*** MATERIAL PROVIDED ***
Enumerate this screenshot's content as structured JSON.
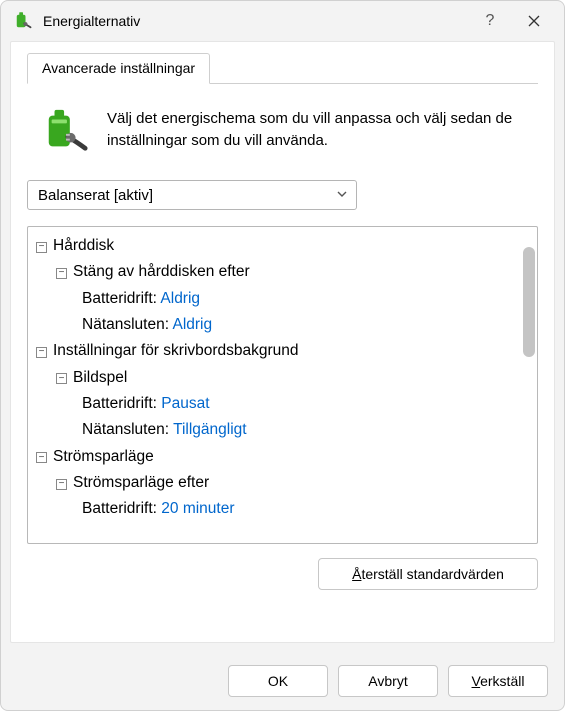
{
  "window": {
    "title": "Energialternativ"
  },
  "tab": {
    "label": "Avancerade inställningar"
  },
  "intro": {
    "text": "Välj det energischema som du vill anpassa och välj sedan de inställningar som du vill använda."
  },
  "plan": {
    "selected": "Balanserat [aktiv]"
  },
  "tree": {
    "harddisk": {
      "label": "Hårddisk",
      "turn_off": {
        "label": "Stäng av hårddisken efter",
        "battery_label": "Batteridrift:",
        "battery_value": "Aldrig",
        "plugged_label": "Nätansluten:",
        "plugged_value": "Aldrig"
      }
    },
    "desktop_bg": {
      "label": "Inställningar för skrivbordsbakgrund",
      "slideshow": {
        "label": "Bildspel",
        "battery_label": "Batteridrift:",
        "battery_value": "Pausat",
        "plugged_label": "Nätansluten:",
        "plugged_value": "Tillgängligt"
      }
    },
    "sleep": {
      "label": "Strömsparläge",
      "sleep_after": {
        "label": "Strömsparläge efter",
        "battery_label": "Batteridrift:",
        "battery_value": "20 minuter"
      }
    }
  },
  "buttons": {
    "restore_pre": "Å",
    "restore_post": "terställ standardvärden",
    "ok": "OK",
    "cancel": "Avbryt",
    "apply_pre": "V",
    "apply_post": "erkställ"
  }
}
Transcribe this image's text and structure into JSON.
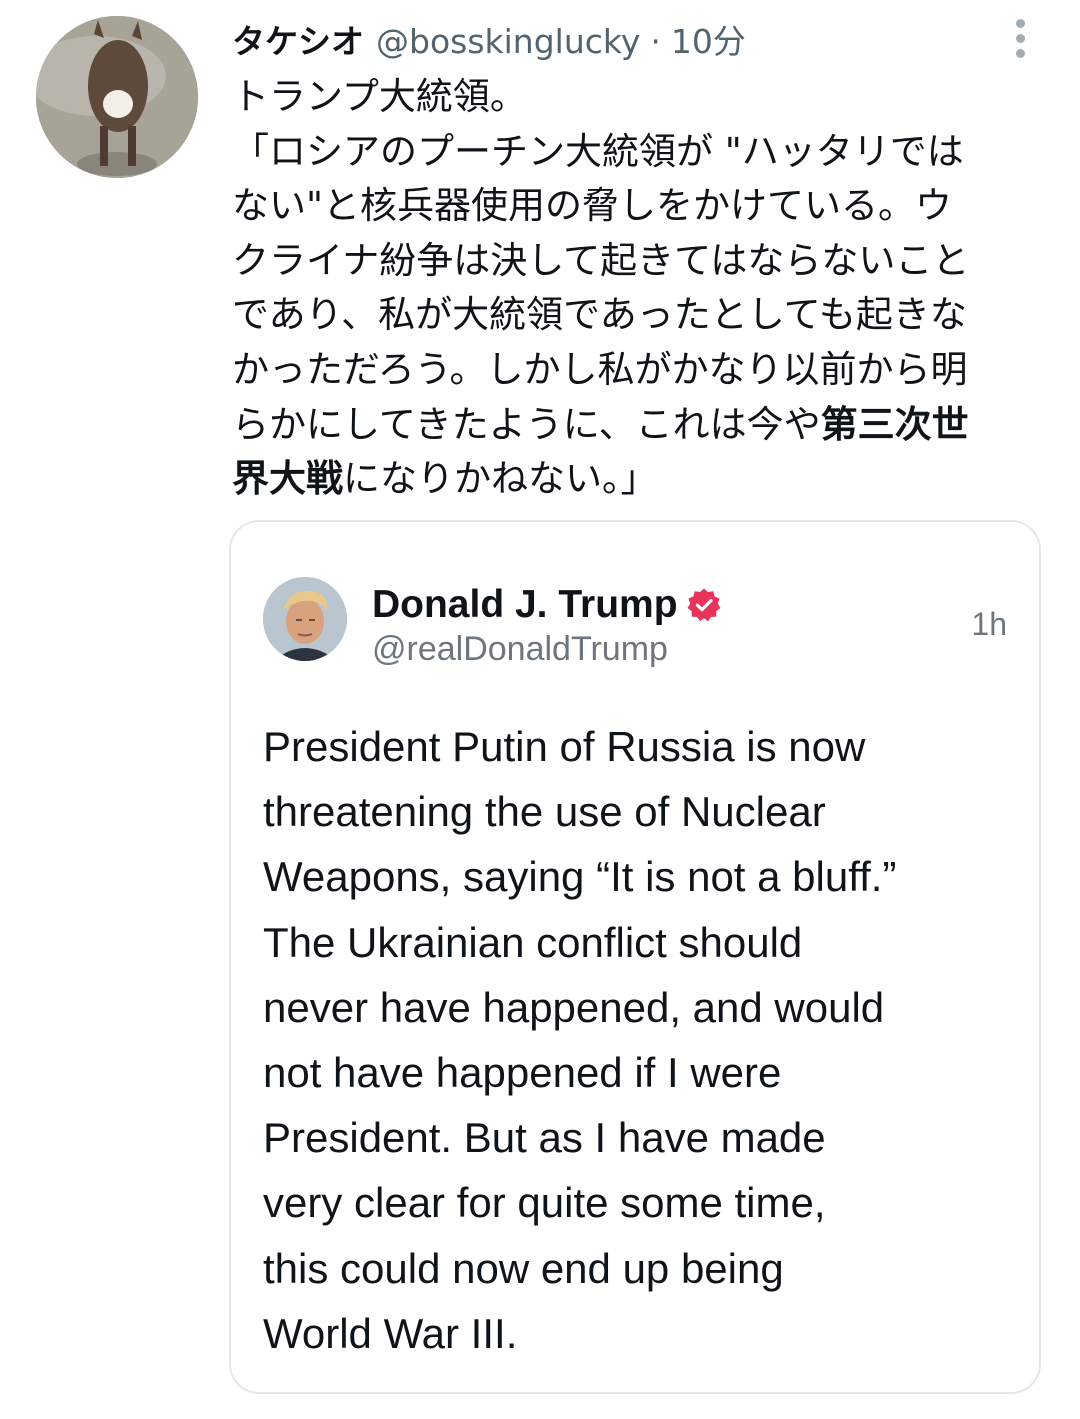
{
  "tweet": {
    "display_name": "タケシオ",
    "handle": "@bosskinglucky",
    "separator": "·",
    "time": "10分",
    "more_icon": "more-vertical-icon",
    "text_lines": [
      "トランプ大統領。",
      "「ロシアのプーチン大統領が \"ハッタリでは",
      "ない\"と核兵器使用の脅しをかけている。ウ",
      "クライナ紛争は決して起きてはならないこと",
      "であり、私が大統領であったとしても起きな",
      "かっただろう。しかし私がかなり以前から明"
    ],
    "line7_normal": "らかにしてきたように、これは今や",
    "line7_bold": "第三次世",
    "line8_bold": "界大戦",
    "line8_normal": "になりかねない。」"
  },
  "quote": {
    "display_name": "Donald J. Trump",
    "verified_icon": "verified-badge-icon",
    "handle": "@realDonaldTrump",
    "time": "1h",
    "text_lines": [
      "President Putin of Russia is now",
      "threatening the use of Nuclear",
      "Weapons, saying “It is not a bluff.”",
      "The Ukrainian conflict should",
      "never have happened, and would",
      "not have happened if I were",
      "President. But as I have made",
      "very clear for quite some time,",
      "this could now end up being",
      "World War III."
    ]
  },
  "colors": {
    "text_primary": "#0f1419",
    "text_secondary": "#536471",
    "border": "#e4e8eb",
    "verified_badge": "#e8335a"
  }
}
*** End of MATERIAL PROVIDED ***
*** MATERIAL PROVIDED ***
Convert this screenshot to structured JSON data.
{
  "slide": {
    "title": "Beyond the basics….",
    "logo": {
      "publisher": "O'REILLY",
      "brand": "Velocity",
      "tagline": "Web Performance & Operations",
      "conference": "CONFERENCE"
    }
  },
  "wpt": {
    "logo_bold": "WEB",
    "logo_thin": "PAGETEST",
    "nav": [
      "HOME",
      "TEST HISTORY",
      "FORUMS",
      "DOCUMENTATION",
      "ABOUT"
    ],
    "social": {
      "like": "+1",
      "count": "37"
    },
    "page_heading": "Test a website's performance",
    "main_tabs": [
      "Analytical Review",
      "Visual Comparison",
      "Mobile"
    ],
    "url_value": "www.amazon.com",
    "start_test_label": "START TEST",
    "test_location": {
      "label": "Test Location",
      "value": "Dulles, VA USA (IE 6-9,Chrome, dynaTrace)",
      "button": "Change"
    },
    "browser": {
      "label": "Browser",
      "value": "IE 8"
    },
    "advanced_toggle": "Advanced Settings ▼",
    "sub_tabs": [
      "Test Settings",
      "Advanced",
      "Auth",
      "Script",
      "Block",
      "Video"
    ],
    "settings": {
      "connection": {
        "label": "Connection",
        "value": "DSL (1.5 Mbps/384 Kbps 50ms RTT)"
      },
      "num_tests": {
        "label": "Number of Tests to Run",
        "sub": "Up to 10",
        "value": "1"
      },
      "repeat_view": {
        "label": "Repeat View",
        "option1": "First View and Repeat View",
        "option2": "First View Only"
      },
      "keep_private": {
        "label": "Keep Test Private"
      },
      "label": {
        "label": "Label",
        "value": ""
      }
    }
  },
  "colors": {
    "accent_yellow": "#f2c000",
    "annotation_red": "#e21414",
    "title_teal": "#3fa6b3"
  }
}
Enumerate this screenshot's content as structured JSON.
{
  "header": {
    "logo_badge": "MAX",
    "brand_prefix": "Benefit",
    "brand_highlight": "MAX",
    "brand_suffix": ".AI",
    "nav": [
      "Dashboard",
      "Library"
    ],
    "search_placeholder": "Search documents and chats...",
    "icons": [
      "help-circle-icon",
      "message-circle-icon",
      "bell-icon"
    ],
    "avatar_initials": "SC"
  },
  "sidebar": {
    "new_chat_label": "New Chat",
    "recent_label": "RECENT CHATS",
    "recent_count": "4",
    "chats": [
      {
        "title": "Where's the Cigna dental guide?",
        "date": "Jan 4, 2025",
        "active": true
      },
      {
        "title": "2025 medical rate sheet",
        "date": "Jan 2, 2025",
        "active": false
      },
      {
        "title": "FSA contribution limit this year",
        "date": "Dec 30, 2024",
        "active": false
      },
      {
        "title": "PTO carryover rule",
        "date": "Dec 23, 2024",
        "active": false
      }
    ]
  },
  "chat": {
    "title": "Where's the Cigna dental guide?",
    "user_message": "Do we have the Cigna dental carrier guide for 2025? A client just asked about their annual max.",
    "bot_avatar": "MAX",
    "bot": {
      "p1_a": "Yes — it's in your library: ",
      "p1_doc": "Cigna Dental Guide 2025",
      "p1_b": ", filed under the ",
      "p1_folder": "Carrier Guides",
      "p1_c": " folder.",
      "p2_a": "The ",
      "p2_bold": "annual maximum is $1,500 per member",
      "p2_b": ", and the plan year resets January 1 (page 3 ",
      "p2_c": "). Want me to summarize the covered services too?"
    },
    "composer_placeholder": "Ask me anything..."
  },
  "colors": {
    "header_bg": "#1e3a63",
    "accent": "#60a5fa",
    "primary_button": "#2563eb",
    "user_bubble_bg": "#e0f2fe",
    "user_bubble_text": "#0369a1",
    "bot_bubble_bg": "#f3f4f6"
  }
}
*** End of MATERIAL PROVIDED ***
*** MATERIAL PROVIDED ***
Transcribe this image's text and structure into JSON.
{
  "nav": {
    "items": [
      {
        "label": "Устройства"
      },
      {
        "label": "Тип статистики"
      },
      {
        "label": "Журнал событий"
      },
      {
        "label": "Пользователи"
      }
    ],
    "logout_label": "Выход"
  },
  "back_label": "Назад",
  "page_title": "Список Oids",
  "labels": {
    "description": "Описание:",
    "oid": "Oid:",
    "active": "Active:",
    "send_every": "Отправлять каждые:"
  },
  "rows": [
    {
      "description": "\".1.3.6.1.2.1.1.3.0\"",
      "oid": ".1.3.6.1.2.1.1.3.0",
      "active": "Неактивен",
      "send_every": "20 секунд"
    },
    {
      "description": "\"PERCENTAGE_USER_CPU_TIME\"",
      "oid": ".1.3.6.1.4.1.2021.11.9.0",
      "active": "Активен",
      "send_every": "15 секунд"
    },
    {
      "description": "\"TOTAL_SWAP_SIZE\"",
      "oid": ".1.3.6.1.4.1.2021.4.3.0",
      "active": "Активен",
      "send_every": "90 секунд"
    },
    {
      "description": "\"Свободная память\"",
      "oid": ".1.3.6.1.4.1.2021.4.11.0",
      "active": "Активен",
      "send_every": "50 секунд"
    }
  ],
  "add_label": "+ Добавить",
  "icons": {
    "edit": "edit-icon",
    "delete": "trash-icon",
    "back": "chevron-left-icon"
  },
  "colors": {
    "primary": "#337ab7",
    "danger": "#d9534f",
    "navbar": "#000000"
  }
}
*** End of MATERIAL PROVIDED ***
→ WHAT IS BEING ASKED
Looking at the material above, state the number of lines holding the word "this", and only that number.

→ EXERCISE OUTPUT
7